Levitsky is a former Kellogg visiting fellow and an expert on Latin American politics. His research interests include political parties, authoritarianism and democratization, and weak and informal institutions. He is researching the durability of revolutionary regimes, the relationship between populism and competitive authoritarianism, problems of party-building in contemporary Latin America, and party collapse and its consequences for democracy in Peru.

He is co-author, with former Kellogg Visiting Fellow Lucan Way, of Competitive Authoritarianism: Hybrid Regimes after the Cold War (2010); author of Transforming Labor-Based Parties in Latin America: Argentine Peronism in Comparative Perspective (2003); and co-editor of The Resurgence of the Left in Latin America (2011), Informal Institutions and Democracy: Lessons from Latin America (2006), and Argentine Democracy: The Politics of Institutional Weakness (2005). 

He has contributed to a number of Kellogg Working Paper Series and to volumes resulting from Kellogg conferences, including Party Systems in Latin America: Institutionalization, Decay and Collapse, edited by Scott Mainwaring, former director of the Kellogg Institute (Cambridge University Press, 2018).

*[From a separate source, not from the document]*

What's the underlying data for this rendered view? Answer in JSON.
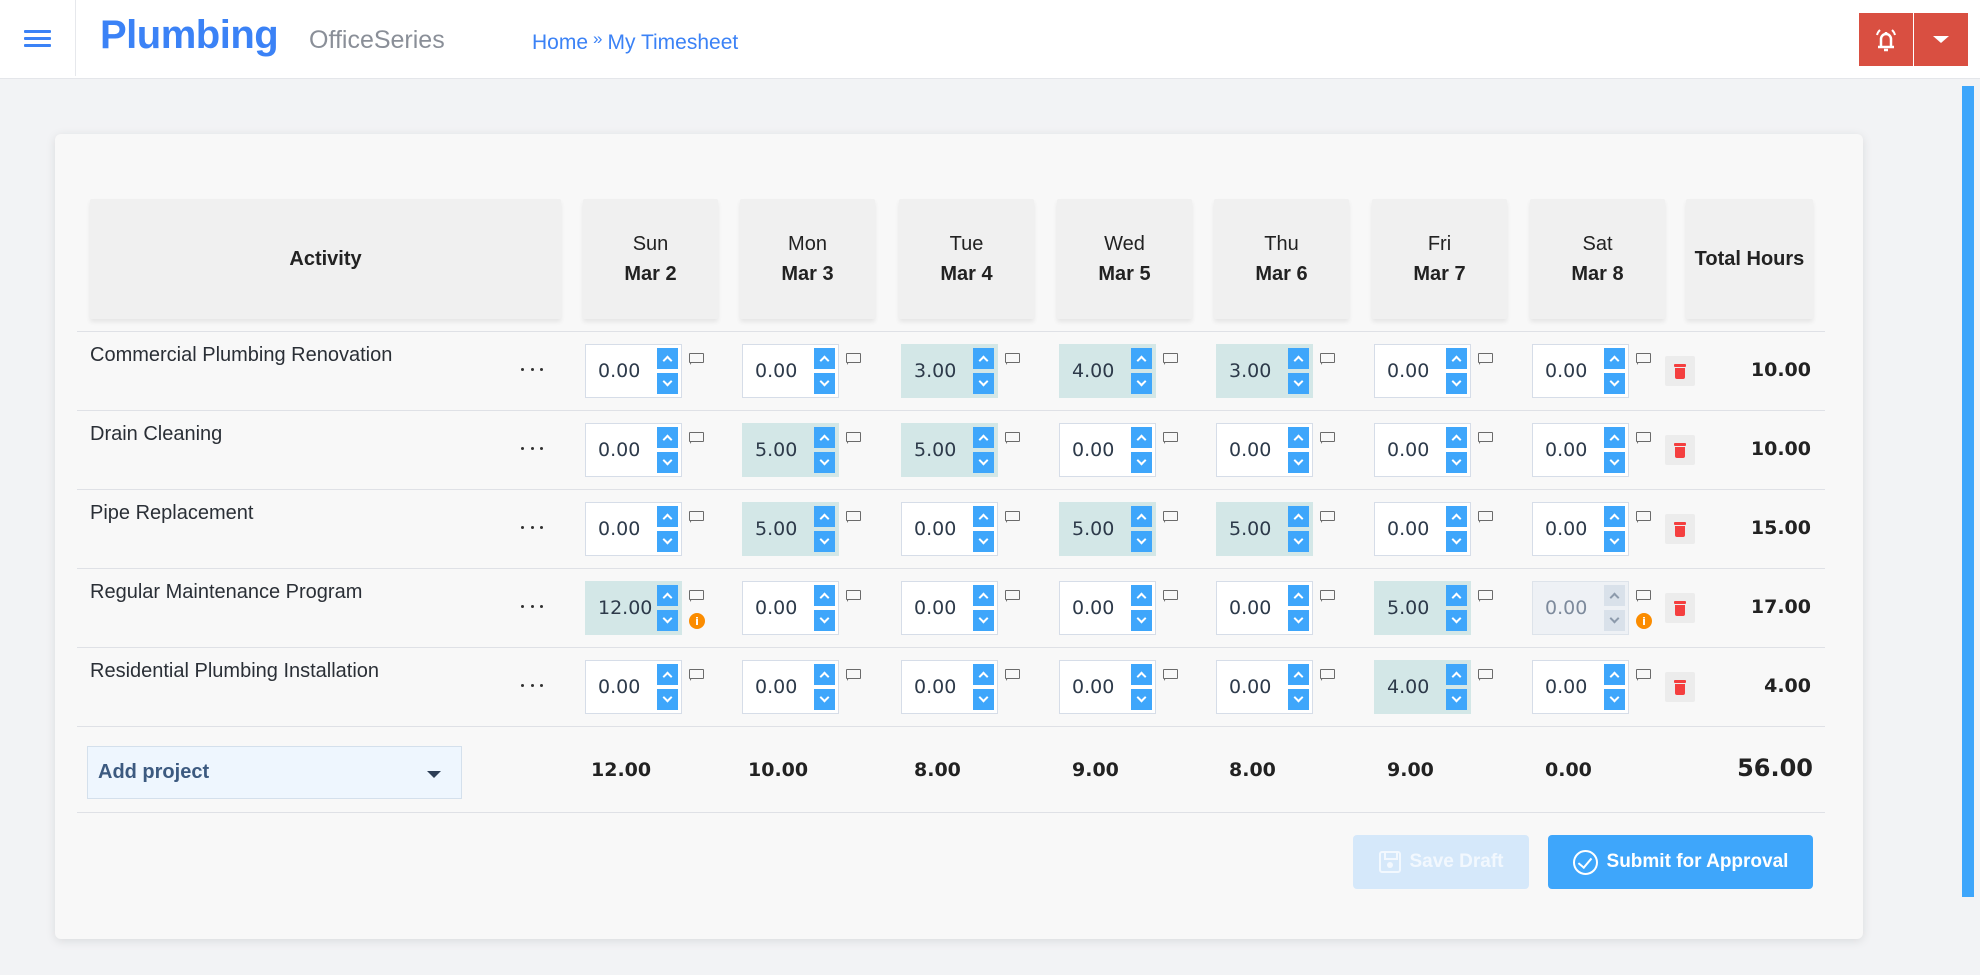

Ann L. Phillips is the senior advisor to the Nagorno-Karabakh Project, part of the Inclusive Peace Processes program at USIP. In addition to ongoing research and writing, she has drafted a conflict assessment, helped develop the workshop agenda for journalists from the region, and worked on other options for engagement.

Previously, she was senior advisor to USIP’s civilian-military relations program, which focused on improving the effectiveness of civilian and military actors working in the same conflict-affected or fragile state. In addition, she co-led workshops in the ACOTA program for African Union peacekeepers and led the governance module for the Ministry of Defense Advisory program for U.S. advisors detailed to foreign countries.

From 2007 until 2011, Phillips developed and directed the Program for Security, Stability, Transition & Reconstruction at the George C. Marshall European Center for Security Studies in Garmisch-Partenkirchen, Germany. Before that, she was a senior political economist in the Policy and Program Coordination Bureau at USAID and was detailed to the Office of the Director of Foreign Assistance, Department of State, as a senior policy analyst and country team leader between 2006-2007.

Prior to joining the government, Phillips was a faculty member at American University and Smith College; Fulbright professor at the Friedrich Schiller Universität; and guest professor at the University of Rostock. She earned a doctorate from Georgetown University in international relations and comparative politics with a regional concentration on the former Soviet Union and Eastern Europe, as well as a master’s in international relations from Johns Hopkins University.